Rand-Avery known as Rand, Avery, & Company was a printing company in Boston during the 19th century. The company went bankrupt in 1888. Rand Avery Supply Co. continued into the 20th century. George Curtis Rand established Avery & Company, he was related to William Rand, one of the founding members of Rand, McNally & Company, Franklin Rand, publisher of the Zion's Herald. Promoter and controversial muckracker Tom Lawson took over the firm and liquidated it after losing a battle with its directors; the company occupied several buildings including 117 Franklin. The firm printed sailing cards and sightseeing guides for rail passengers, area histories. In 1860, the firm was a printer for Walt Whitman; the firm printed the first edition of Uncle Tom's Cabin. It was one of the printers of Mark Twain's the Pauper, it published Edwin M. Bacon's Dictionary of Boston in 1883 and included an advertisement insert with an engraved drawing of a printing operation, it printed a herald for the London Circus. The company printed documents for railroads including maps.
Moses King worked at the firm before moving on to establish his own printing compamy
Four Hours to Kill! is a 1935 American drama film directed by Mitchell Leisen and starring Richard Barthelmess. Taft, a policeman, has fugitive murderer Tony Mako in custody and in handcuffs, two thousand miles from the prison from which Mako escaped. With four hours to kill, Taft takes his prisoner to a theater where the cop's wife, Mae, is a hostess. Mae is an unfaithful schemer, she is trying to extort $200 from coat-check kid Eddie. Eddie doesn't want his fiancee Helen to hear this, true or otherwise, so he tries to raise the money to pay Mae's blackmail. Eddie is suspected of stealing an expensive piece of jewelry. Mako made the journey this far in the hope of gaining revenge against Anderson, a man who informed on him. After telling Taft he would prefer a quick death to a painful execution, Mako breaks free and shoots Anderson before being shot by Taft, dying the kind of death he wanted. Eddie is now free to marry Helen, while Mae is taken away to jail. Richard Barthelmess as Tony Mako Joe Morrison as Eddie Gertrude Michael as Mrs. Sylvia Temple Helen Mack as Helen Dorothy Tree as Mae Danish Roscoe Karns as Johnson Ray Milland as Carl Barrett Charles C. Wilson as Taft Henry Travers as Mac Mason Noel Madison as Anderson Paul Harvey as Capt. Seaver Olive Tell as Mrs. Madison Lee Kohlmar as Pa Herman Paramount bought the film rights to the stage play in December 1934.
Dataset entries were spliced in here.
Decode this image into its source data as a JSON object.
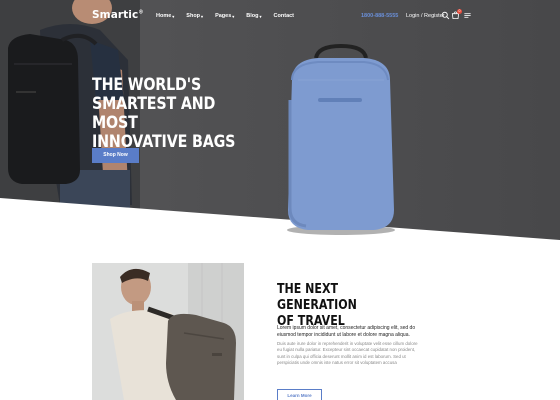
{
  "brand": {
    "logo_text": "Smartic",
    "logo_mark": "®"
  },
  "nav": {
    "items": [
      {
        "label": "Home",
        "has_dropdown": true
      },
      {
        "label": "Shop",
        "has_dropdown": true
      },
      {
        "label": "Pages",
        "has_dropdown": true
      },
      {
        "label": "Blog",
        "has_dropdown": true
      },
      {
        "label": "Contact",
        "has_dropdown": false
      }
    ],
    "dropdown_glyph": "▾",
    "phone": "1800-888-5555",
    "login_register": "Login / Register",
    "cart_count": "0",
    "icons": [
      "search-icon",
      "cart-icon",
      "menu-icon"
    ]
  },
  "hero": {
    "title_lines": [
      "THE WORLD'S",
      "SMARTEST AND MOST",
      "INNOVATIVE BAGS"
    ],
    "cta_label": "Shop Now"
  },
  "feature": {
    "title_lines": [
      "THE NEXT GENERATION",
      "OF TRAVEL"
    ],
    "lead": "Lorem ipsum dolor sit amet, consectetur adipiscing elit, sed do eiusmod tempor incididunt ut labore et dolore magna aliqua.",
    "body": "Duis aute irure dolor in reprehenderit in voluptate velit esse cillum dolore eu fugiat nulla pariatur. Excepteur sint occaecat cupidatat non proident, sunt in culpa qui officia deserunt mollit anim id est laborum. Sed ut perspiciatis unde omnis iste natus error sit voluptatem accusa",
    "cta_label": "Learn More"
  },
  "colors": {
    "accent": "#5a7dc8",
    "hero_bg": "#4f4f51",
    "bag_blue": "#7e9bd0",
    "badge": "#e74c3c"
  }
}
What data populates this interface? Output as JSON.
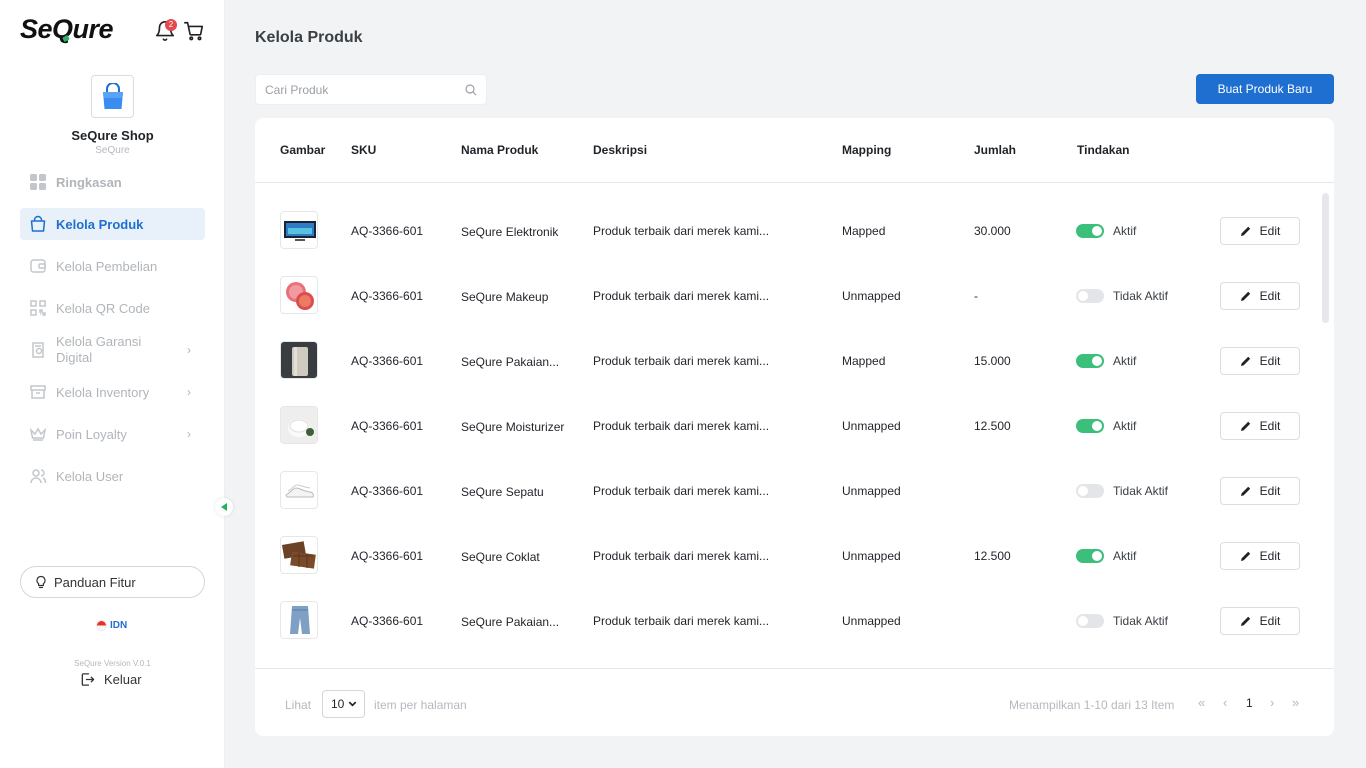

The New York Times called it "a gripping, although theatrical, melodrama with a neatly dovetailed plot, a uniformly excellent cast and well paceed direction". In 1944 Paramount Pictures announced it would create a new film adaptation of Small Miracle, the play, the basis of Four Hours to Kill. Leisen was to direct the new version; the project was not realized. In 1947 Jack LaRue presented a stage version. Four Hours to Kill! on IMDb Four Hours to Kill at TCMDB Four Hours to Kill! Review at Mystery File Review of film at Variety